My parents were married in a castle. It sounds romantic when I say that. But reality wasn’t at all romantic. The lovely house in Holland where my parents were married had been built in the 13th century by a wealthy family.
The current members of the family had fled in advance of German occupying troops. Perhaps they fled to the interior of Holland, or perhaps, like members of the Dutch royal family, they fled to the safety of Canada.
By the time my parents were married there in August, 1940, the local municipality had appropriated it for a town hall. The upper floors housed eleven refugee families like my mother’s.
After a bomb leveled the house where they lived, my mother never found a trace of her dowry chest, filled with treasured linens for her upcoming wedding.

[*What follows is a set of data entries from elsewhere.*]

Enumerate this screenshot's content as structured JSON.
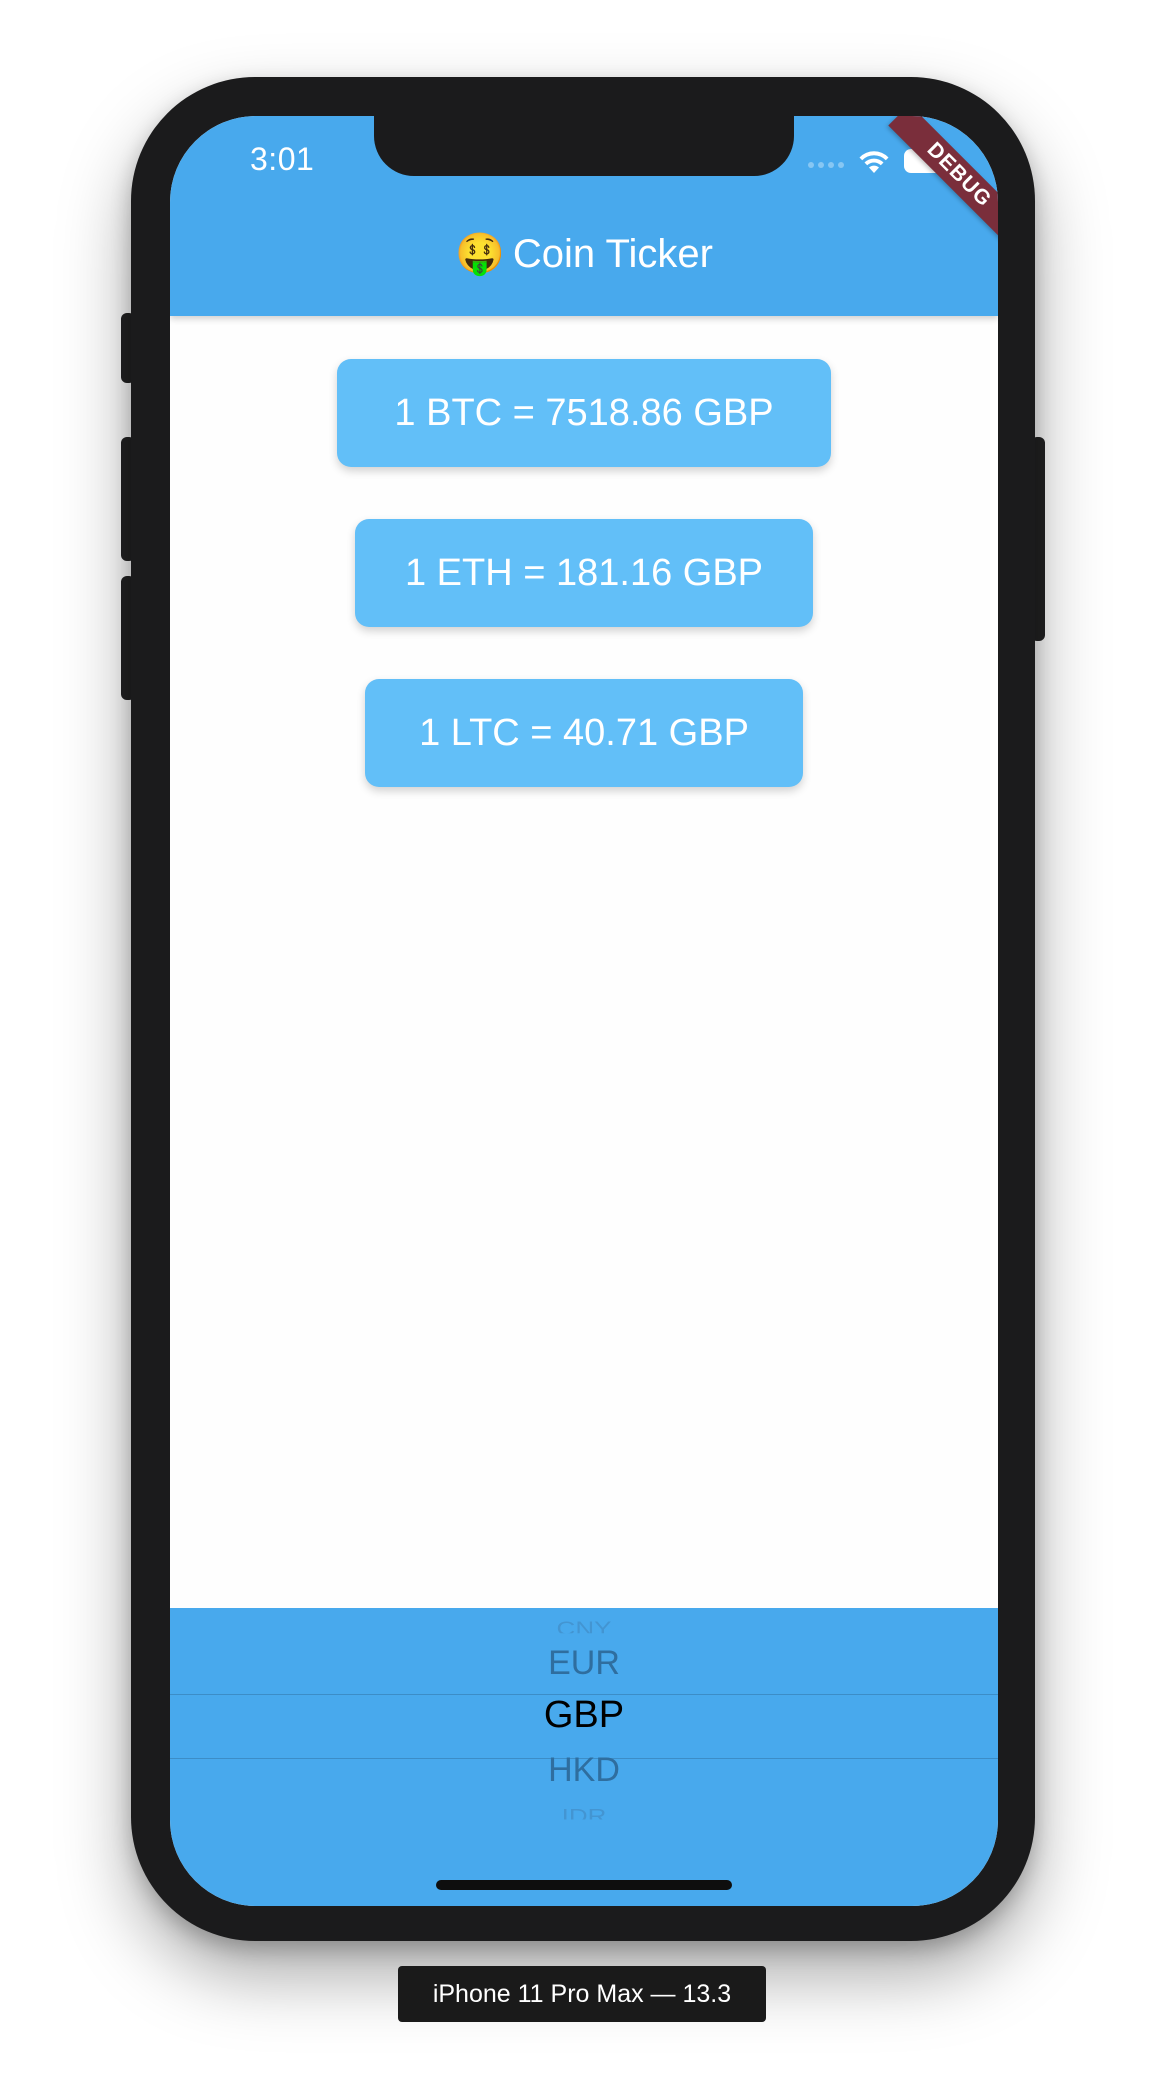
{
  "status_bar": {
    "time": "3:01",
    "icons": [
      "signal-icon",
      "wifi-icon",
      "battery-icon"
    ]
  },
  "debug_banner": "DEBUG",
  "app_bar": {
    "emoji": "🤑",
    "emoji_icon": "money-mouth-face-icon",
    "title": "Coin Ticker",
    "color": "#48a9ed"
  },
  "rates": {
    "btc": "1 BTC = 7518.86 GBP",
    "eth": "1 ETH = 181.16 GBP",
    "ltc": "1 LTC = 40.71 GBP",
    "card_color": "#62bff8"
  },
  "picker": {
    "items": [
      "CNY",
      "EUR",
      "GBP",
      "HKD",
      "IDR"
    ],
    "selected": "GBP"
  },
  "simulator": {
    "label": "iPhone 11 Pro Max — 13.3"
  }
}
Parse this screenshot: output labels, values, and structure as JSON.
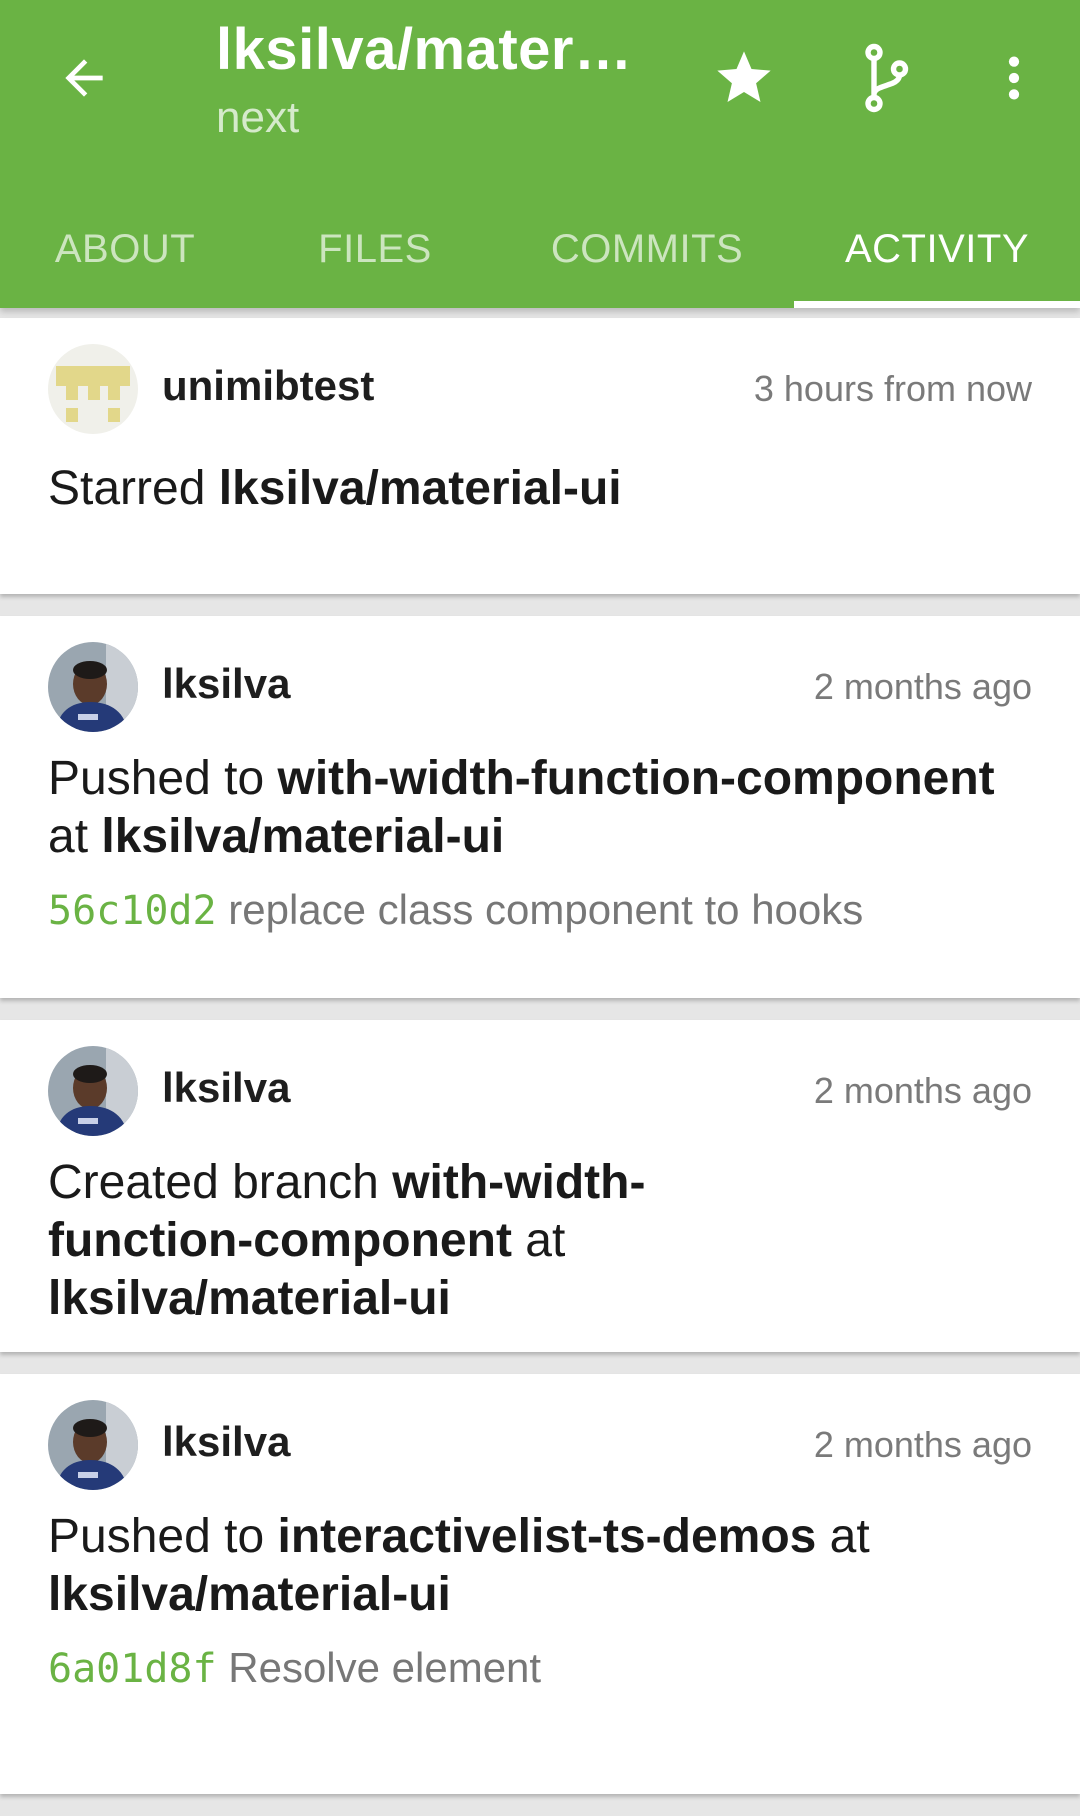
{
  "colors": {
    "primary": "#6ab344",
    "sha": "#6ab344",
    "time": "#7a7a7a"
  },
  "header": {
    "title": "lksilva/materi…",
    "subtitle": "next",
    "icons": {
      "back": "arrow-left-icon",
      "star": "star-icon",
      "branch": "git-branch-icon",
      "more": "more-vert-icon"
    }
  },
  "tabs": [
    {
      "label": "ABOUT",
      "active": false
    },
    {
      "label": "FILES",
      "active": false
    },
    {
      "label": "COMMITS",
      "active": false
    },
    {
      "label": "ACTIVITY",
      "active": true
    }
  ],
  "feed": [
    {
      "user": "unimibtest",
      "time": "3 hours from now",
      "parts": [
        {
          "text": "Starred ",
          "bold": false
        },
        {
          "text": "lksilva/material-ui",
          "bold": true
        }
      ]
    },
    {
      "user": "lksilva",
      "time": "2 months ago",
      "parts": [
        {
          "text": "Pushed to ",
          "bold": false
        },
        {
          "text": "with-width-function-component",
          "bold": true
        },
        {
          "text": " at ",
          "bold": false
        },
        {
          "text": "lksilva/material-ui",
          "bold": true
        }
      ],
      "commit": {
        "sha": "56c10d2",
        "message": "replace class component to hooks"
      }
    },
    {
      "user": "lksilva",
      "time": "2 months ago",
      "parts": [
        {
          "text": "Created branch ",
          "bold": false
        },
        {
          "text": "with-width-function-component",
          "bold": true
        },
        {
          "text": " at ",
          "bold": false
        },
        {
          "text": "lksilva/material-ui",
          "bold": true
        }
      ]
    },
    {
      "user": "lksilva",
      "time": "2 months ago",
      "parts": [
        {
          "text": "Pushed to ",
          "bold": false
        },
        {
          "text": "interactivelist-ts-demos",
          "bold": true
        },
        {
          "text": " at ",
          "bold": false
        },
        {
          "text": "lksilva/material-ui",
          "bold": true
        }
      ],
      "commit": {
        "sha": "6a01d8f",
        "message": "Resolve element"
      }
    }
  ]
}
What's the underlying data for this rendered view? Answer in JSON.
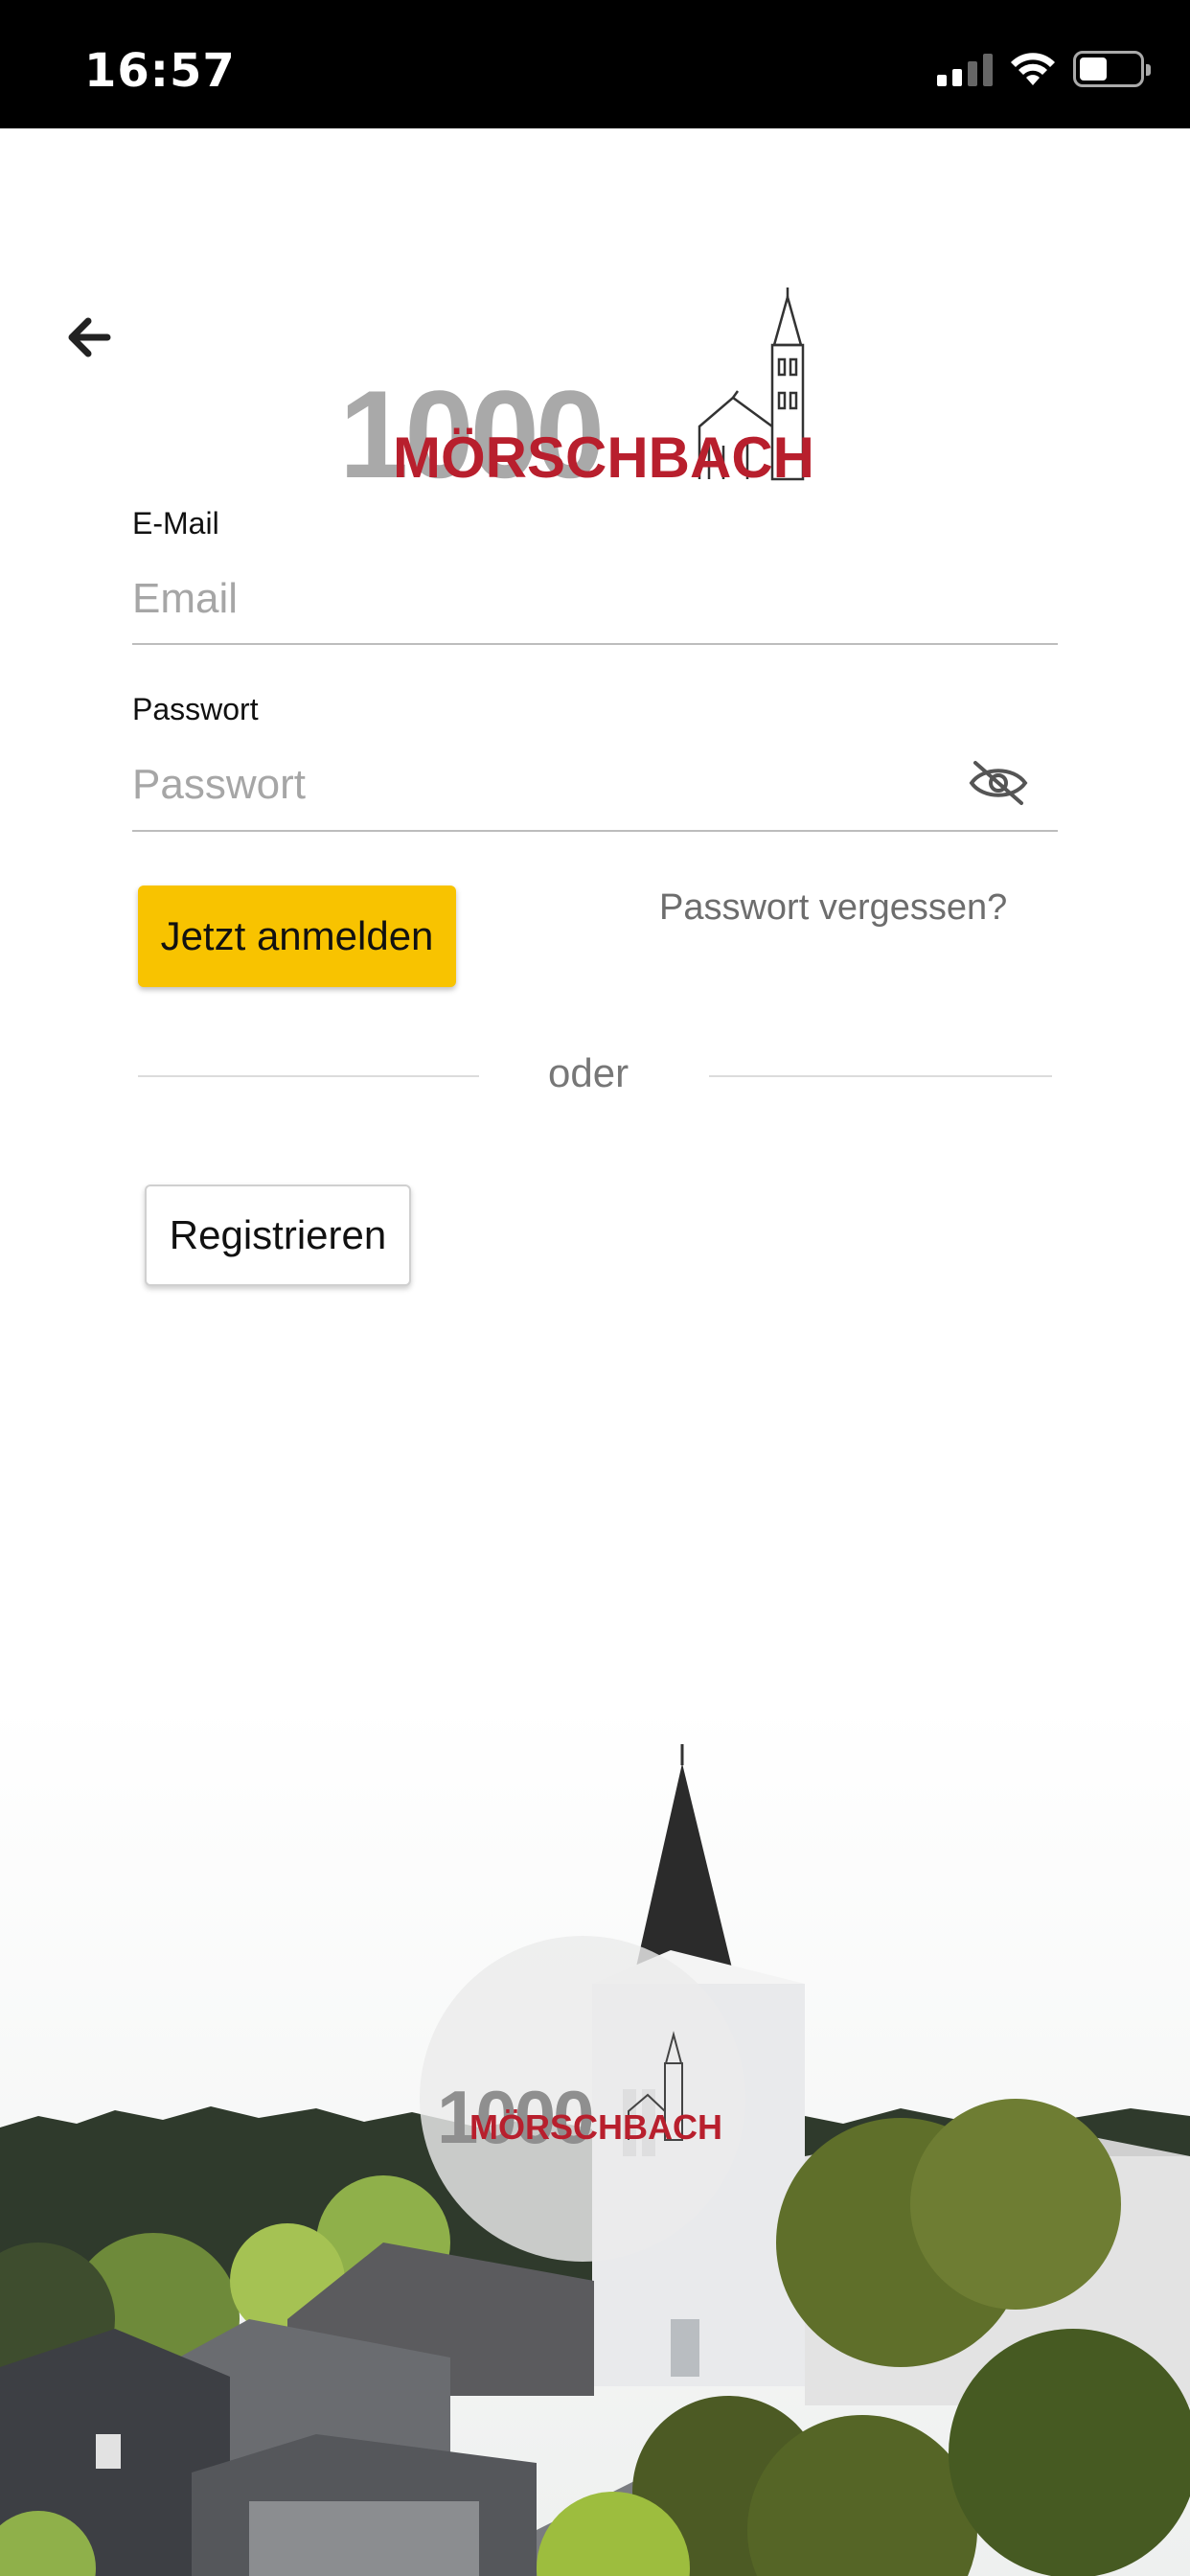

All she recovered was a charred fork with bent tines in the crater where once the family home and local postoffice had stood.
In introducing the recent Remembrance Day program at the library, Paul Blower, Head of Adult Services, said there are few people who remember the war. Our family does.
Ian Raven, Director of the Elgin Military Museum talked about the homefront here in St. Thomas during the war. No one here understood what as happening, and really wouldn’t until the passage of time allowed us to highlight significant events.
Jeff Booth also spoke at the Remembrance Day program, reading letters home from his book, “Opened by Censors”. As he read from the pristine little hard cover volume, I couldn’t help but imagine the fragile bits of worn paper on which these letters had originally been written, decades ago by firelight, while bombs fell and shells whistled by.
During her lifetime, my mother made many presentations to scout troops, church organizations and women’s groups, sharing her memories. The Remembrance Day program gave us an opportunity to honour the sacrifices, and to continue to be thankful that we live in Canada.
Lest we forget.